Print, exactly and completely, every entry in the data.

═════ TASK MATERIAL ═════

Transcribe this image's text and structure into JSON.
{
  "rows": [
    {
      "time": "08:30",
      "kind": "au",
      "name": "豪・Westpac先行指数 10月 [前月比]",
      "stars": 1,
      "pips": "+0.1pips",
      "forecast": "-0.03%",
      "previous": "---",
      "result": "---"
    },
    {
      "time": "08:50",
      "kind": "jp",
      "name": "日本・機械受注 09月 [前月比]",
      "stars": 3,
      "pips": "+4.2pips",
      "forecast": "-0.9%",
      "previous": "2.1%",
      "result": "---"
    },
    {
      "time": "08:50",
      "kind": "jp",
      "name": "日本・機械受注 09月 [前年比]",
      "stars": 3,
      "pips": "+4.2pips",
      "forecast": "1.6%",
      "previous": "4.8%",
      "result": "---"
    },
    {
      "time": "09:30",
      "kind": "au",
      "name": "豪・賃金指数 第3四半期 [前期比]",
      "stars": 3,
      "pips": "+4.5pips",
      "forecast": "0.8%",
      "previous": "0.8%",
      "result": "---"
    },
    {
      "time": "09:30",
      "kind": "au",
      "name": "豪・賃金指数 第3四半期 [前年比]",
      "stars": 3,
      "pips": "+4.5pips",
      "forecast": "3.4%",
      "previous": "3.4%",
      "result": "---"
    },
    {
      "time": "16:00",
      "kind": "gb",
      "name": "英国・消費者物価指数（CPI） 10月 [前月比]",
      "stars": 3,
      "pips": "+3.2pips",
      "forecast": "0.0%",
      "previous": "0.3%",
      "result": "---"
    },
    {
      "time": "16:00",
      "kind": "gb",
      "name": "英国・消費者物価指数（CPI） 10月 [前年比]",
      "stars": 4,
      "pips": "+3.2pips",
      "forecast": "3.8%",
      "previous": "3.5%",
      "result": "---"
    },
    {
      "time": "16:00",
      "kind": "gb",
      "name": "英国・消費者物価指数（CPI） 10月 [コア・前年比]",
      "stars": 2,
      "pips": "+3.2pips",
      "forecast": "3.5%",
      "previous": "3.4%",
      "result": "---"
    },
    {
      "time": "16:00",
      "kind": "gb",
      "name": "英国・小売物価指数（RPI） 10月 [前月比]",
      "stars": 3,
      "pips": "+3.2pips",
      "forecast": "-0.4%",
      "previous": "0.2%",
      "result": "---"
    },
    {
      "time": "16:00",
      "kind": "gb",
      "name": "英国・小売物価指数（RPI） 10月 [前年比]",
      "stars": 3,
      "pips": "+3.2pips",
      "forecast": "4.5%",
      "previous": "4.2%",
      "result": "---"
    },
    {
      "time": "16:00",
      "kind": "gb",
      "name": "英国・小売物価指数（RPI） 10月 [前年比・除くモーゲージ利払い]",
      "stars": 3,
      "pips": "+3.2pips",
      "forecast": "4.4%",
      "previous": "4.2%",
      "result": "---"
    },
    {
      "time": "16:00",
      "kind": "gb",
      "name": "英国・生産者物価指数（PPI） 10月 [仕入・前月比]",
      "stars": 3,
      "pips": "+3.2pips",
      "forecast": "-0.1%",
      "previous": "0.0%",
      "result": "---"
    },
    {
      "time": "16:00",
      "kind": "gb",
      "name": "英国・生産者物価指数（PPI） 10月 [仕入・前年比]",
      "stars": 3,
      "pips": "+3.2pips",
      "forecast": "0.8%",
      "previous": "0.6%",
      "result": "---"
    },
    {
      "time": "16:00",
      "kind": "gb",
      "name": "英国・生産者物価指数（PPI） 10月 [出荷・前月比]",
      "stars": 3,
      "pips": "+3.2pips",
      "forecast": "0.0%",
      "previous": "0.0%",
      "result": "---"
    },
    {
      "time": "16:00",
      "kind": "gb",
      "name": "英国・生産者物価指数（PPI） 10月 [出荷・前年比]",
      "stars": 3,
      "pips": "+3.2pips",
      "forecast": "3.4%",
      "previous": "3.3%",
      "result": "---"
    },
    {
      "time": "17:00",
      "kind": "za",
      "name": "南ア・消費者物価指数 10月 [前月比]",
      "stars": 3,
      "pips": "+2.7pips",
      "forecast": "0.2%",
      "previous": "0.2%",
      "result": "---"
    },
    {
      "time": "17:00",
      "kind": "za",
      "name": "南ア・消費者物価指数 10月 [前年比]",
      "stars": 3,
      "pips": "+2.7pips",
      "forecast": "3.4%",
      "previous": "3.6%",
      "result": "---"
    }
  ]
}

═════

### REPLY TO THE EXERCISE:
Transcribe this image's text and structure into JSON.
{
  "rows": [
    {
      "time": "08:30",
      "kind": "au",
      "name": "豪・Westpac先行指数 10月 [前月比]",
      "stars": 1,
      "pips": "+0.1pips",
      "forecast": "-0.03%",
      "previous": "---",
      "result": "---"
    },
    {
      "time": "08:50",
      "kind": "jp",
      "name": "日本・機械受注 09月 [前月比]",
      "stars": 3,
      "pips": "+4.2pips",
      "forecast": "-0.9%",
      "previous": "2.1%",
      "result": "---"
    },
    {
      "time": "08:50",
      "kind": "jp",
      "name": "日本・機械受注 09月 [前年比]",
      "stars": 3,
      "pips": "+4.2pips",
      "forecast": "1.6%",
      "previous": "4.8%",
      "result": "---"
    },
    {
      "time": "09:30",
      "kind": "au",
      "name": "豪・賃金指数 第3四半期 [前期比]",
      "stars": 3,
      "pips": "+4.5pips",
      "forecast": "0.8%",
      "previous": "0.8%",
      "result": "---"
    },
    {
      "time": "09:30",
      "kind": "au",
      "name": "豪・賃金指数 第3四半期 [前年比]",
      "stars": 3,
      "pips": "+4.5pips",
      "forecast": "3.4%",
      "previous": "3.4%",
      "result": "---"
    },
    {
      "time": "16:00",
      "kind": "gb",
      "name": "英国・消費者物価指数（CPI） 10月 [前月比]",
      "stars": 3,
      "pips": "+3.2pips",
      "forecast": "0.0%",
      "previous": "0.3%",
      "result": "---"
    },
    {
      "time": "16:00",
      "kind": "gb",
      "name": "英国・消費者物価指数（CPI） 10月 [前年比]",
      "stars": 4,
      "pips": "+3.2pips",
      "forecast": "3.8%",
      "previous": "3.5%",
      "result": "---"
    },
    {
      "time": "16:00",
      "kind": "gb",
      "name": "英国・消費者物価指数（CPI） 10月 [コア・前年比]",
      "stars": 2,
      "pips": "+3.2pips",
      "forecast": "3.5%",
      "previous": "3.4%",
      "result": "---"
    },
    {
      "time": "16:00",
      "kind": "gb",
      "name": "英国・小売物価指数（RPI） 10月 [前月比]",
      "stars": 3,
      "pips": "+3.2pips",
      "forecast": "-0.4%",
      "previous": "0.2%",
      "result": "---"
    },
    {
      "time": "16:00",
      "kind": "gb",
      "name": "英国・小売物価指数（RPI） 10月 [前年比]",
      "stars": 3,
      "pips": "+3.2pips",
      "forecast": "4.5%",
      "previous": "4.2%",
      "result": "---"
    },
    {
      "time": "16:00",
      "kind": "gb",
      "name": "英国・小売物価指数（RPI） 10月 [前年比・除くモーゲージ利払い]",
      "stars": 3,
      "pips": "+3.2pips",
      "forecast": "4.4%",
      "previous": "4.2%",
      "result": "---"
    },
    {
      "time": "16:00",
      "kind": "gb",
      "name": "英国・生産者物価指数（PPI） 10月 [仕入・前月比]",
      "stars": 3,
      "pips": "+3.2pips",
      "forecast": "-0.1%",
      "previous": "0.0%",
      "result": "---"
    },
    {
      "time": "16:00",
      "kind": "gb",
      "name": "英国・生産者物価指数（PPI） 10月 [仕入・前年比]",
      "stars": 3,
      "pips": "+3.2pips",
      "forecast": "0.8%",
      "previous": "0.6%",
      "result": "---"
    },
    {
      "time": "16:00",
      "kind": "gb",
      "name": "英国・生産者物価指数（PPI） 10月 [出荷・前月比]",
      "stars": 3,
      "pips": "+3.2pips",
      "forecast": "0.0%",
      "previous": "0.0%",
      "result": "---"
    },
    {
      "time": "16:00",
      "kind": "gb",
      "name": "英国・生産者物価指数（PPI） 10月 [出荷・前年比]",
      "stars": 3,
      "pips": "+3.2pips",
      "forecast": "3.4%",
      "previous": "3.3%",
      "result": "---"
    },
    {
      "time": "17:00",
      "kind": "za",
      "name": "南ア・消費者物価指数 10月 [前月比]",
      "stars": 3,
      "pips": "+2.7pips",
      "forecast": "0.2%",
      "previous": "0.2%",
      "result": "---"
    },
    {
      "time": "17:00",
      "kind": "za",
      "name": "南ア・消費者物価指数 10月 [前年比]",
      "stars": 3,
      "pips": "+2.7pips",
      "forecast": "3.4%",
      "previous": "3.6%",
      "result": "---"
    }
  ]
}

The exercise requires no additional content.